### What you will do:
Go through the lines of the material and count the ones with the word "Enter". Give that count alone.

BEGIN Supplied records

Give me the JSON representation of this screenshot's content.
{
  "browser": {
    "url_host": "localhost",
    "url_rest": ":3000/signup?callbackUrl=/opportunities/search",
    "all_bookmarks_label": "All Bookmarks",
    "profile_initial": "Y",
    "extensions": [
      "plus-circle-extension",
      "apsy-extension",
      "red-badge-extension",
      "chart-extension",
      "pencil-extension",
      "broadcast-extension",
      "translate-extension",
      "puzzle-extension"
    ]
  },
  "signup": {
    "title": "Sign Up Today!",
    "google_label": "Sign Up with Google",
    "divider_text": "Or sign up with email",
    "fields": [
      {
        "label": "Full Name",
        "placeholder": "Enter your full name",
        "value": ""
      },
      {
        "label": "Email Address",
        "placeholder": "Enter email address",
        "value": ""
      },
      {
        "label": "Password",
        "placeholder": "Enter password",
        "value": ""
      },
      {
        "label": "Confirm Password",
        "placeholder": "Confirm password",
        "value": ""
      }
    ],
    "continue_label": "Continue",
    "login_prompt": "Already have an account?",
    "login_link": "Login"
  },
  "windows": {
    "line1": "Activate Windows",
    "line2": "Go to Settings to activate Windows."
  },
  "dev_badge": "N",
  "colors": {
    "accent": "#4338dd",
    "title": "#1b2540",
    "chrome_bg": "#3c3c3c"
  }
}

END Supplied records

### Written answer:
3